The institute feels far away from those fights. While Voevodsky types proofs into a computer in one room on campus, in another Patrick Geary, a medieval historian on the faculty, is using ancient DNA extracted from the teeth in skeletons lying in cemeteries in Italy and Hungary to map the migration of European peoples. Archaeology, the traditional tool for this, he says, is imprecise. "If someone tried to figure out who was at the institute in 1,000 years based on our cars, they might assume we were mostly German and Japanese." It's a long and expensive project that would have been difficult at a university. If it works--and there is no guarantee it will--Geary could find that ancestry across European countries is more similar than we realize, which has implications in Europe's pretty nasty contemporary debate about nationalism.
On a recent Friday morning at the institute, at the astrophysics department's morning coffee, everyone was having fun. A dozen physicists, dressed in hoodies or khakis and button-downs--most looking well under 40 and all but one male--were sitting around a conference table in front of a blackboard. James Lloyd, an astronomer from Cornell, had come to talk about his work developing small satellites. After he presented the meat of his project, the scientists lured him into more far-fetched discussions. "If I take my iPhone into a space station, can I connect to Verizon?" asked a young aptly named Indian-American scientist, Aristotle Socrates, as everyone laughed. "We could create a global, intergalactic network of iPhones," he said. Later Socrates explained that it was an inside joke, a reference to a time when Boaz Katz, an Israeli astrophysicist, proposed launching millions of iPhones into the galaxy as a way of communicating with other solar systems. When I asked Katz whether they had been joking or serious, he said it was a little bit of both.
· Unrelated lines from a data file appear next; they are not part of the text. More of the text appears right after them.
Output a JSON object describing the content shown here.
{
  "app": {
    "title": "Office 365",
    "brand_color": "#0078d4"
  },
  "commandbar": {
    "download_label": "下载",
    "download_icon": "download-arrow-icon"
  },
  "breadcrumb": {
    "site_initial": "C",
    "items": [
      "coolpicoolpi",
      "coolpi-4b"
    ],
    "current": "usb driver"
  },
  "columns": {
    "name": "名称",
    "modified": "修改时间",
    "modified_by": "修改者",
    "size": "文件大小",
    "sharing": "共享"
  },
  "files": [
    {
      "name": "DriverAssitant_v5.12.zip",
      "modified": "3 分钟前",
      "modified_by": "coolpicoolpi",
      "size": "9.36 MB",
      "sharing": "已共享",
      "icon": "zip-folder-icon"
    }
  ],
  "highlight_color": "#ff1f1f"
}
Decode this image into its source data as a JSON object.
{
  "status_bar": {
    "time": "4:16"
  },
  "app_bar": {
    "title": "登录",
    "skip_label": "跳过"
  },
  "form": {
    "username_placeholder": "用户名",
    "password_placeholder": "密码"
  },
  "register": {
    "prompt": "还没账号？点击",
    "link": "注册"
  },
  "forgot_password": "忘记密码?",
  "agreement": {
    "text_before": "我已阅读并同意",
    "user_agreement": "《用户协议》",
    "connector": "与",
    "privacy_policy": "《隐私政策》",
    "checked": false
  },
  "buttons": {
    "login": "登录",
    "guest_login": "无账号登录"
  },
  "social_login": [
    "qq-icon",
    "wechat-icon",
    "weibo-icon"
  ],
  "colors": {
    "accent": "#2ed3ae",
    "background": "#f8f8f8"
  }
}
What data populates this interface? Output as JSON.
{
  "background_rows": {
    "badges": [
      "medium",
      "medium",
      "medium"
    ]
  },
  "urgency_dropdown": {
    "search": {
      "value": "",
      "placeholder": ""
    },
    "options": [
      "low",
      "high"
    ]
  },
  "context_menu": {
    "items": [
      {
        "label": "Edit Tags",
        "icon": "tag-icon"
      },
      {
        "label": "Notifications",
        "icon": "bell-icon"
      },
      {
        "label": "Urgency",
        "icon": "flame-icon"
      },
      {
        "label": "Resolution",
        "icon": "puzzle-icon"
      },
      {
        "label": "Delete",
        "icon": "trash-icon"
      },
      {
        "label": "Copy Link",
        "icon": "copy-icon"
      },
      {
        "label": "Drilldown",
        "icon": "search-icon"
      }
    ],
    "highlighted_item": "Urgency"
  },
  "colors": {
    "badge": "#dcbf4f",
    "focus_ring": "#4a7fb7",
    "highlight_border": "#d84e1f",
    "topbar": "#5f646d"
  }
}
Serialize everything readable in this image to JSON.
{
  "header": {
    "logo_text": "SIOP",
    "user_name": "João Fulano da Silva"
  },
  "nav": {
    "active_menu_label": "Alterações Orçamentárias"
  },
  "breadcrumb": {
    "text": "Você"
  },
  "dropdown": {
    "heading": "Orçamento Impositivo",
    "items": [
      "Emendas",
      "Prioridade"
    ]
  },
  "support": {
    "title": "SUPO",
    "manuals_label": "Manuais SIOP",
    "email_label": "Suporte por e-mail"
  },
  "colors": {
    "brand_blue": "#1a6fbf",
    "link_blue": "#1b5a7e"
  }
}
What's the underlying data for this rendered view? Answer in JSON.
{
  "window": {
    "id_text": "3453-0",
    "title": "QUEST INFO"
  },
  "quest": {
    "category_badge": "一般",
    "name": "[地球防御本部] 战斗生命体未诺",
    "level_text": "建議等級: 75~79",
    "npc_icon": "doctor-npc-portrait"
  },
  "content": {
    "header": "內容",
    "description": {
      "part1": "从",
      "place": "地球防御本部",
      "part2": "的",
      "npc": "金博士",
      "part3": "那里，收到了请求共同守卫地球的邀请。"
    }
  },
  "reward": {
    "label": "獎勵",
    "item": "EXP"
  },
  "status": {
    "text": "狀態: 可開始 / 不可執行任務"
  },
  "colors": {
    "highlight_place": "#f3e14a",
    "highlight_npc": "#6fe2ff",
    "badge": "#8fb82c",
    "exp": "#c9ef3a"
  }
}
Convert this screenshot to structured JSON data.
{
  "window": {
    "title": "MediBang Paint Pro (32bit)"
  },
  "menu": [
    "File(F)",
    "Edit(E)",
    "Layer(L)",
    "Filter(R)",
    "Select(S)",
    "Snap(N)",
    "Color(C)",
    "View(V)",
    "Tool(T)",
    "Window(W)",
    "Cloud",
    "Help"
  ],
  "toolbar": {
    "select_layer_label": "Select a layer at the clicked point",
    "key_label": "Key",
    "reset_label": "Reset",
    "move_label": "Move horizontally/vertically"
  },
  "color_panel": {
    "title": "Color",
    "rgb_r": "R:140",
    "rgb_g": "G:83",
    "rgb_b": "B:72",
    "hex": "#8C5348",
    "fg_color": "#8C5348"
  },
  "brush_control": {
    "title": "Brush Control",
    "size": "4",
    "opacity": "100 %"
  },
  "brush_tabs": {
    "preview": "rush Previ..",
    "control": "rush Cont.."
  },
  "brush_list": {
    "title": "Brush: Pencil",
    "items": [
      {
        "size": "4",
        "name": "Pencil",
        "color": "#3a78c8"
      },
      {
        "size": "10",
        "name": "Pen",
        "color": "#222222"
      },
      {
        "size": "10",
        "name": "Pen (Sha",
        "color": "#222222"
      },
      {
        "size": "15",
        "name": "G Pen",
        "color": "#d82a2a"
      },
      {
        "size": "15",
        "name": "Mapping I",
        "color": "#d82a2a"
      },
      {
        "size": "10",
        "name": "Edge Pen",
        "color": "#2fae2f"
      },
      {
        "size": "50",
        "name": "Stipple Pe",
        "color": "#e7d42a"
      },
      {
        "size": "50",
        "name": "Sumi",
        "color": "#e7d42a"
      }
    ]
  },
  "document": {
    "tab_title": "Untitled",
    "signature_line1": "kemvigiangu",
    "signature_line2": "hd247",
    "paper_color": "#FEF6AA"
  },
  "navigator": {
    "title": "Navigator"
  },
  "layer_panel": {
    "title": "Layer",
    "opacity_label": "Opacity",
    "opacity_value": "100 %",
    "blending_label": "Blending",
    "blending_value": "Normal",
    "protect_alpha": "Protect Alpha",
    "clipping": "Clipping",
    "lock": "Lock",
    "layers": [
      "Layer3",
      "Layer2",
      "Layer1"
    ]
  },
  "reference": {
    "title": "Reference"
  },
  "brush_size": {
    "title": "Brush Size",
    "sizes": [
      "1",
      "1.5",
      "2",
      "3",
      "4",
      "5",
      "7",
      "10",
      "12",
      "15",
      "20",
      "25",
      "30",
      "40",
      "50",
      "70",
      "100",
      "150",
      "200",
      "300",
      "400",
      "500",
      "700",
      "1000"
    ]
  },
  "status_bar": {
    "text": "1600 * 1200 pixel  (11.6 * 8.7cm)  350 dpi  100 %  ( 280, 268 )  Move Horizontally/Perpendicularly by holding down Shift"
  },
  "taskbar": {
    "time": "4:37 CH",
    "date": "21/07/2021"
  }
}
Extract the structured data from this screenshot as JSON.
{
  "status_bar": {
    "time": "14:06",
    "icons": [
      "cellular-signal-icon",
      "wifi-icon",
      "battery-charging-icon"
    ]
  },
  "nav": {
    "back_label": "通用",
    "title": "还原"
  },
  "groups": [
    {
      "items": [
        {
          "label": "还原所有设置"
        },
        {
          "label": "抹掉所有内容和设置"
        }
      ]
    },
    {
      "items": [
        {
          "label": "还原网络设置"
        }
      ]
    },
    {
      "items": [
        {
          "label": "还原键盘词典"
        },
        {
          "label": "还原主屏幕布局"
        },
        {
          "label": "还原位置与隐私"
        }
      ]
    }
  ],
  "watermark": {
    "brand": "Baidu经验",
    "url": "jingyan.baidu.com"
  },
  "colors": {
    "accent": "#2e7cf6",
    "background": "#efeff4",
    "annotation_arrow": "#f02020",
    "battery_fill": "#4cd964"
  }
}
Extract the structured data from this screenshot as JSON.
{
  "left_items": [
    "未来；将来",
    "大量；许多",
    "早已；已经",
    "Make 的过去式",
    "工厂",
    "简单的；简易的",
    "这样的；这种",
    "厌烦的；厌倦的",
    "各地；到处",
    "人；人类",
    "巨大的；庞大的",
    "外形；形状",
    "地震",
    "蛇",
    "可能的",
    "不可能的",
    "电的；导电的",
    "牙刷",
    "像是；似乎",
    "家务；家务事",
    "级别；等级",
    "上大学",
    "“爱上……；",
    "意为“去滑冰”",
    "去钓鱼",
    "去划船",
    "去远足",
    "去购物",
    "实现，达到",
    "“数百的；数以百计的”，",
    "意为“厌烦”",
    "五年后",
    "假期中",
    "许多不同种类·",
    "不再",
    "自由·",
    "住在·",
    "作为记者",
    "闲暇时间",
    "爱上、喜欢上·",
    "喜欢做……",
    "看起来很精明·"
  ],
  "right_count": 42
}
With astrophysics, he explained, you need a "speculative meter" to indicate what is "rigorous and what is still fantasy."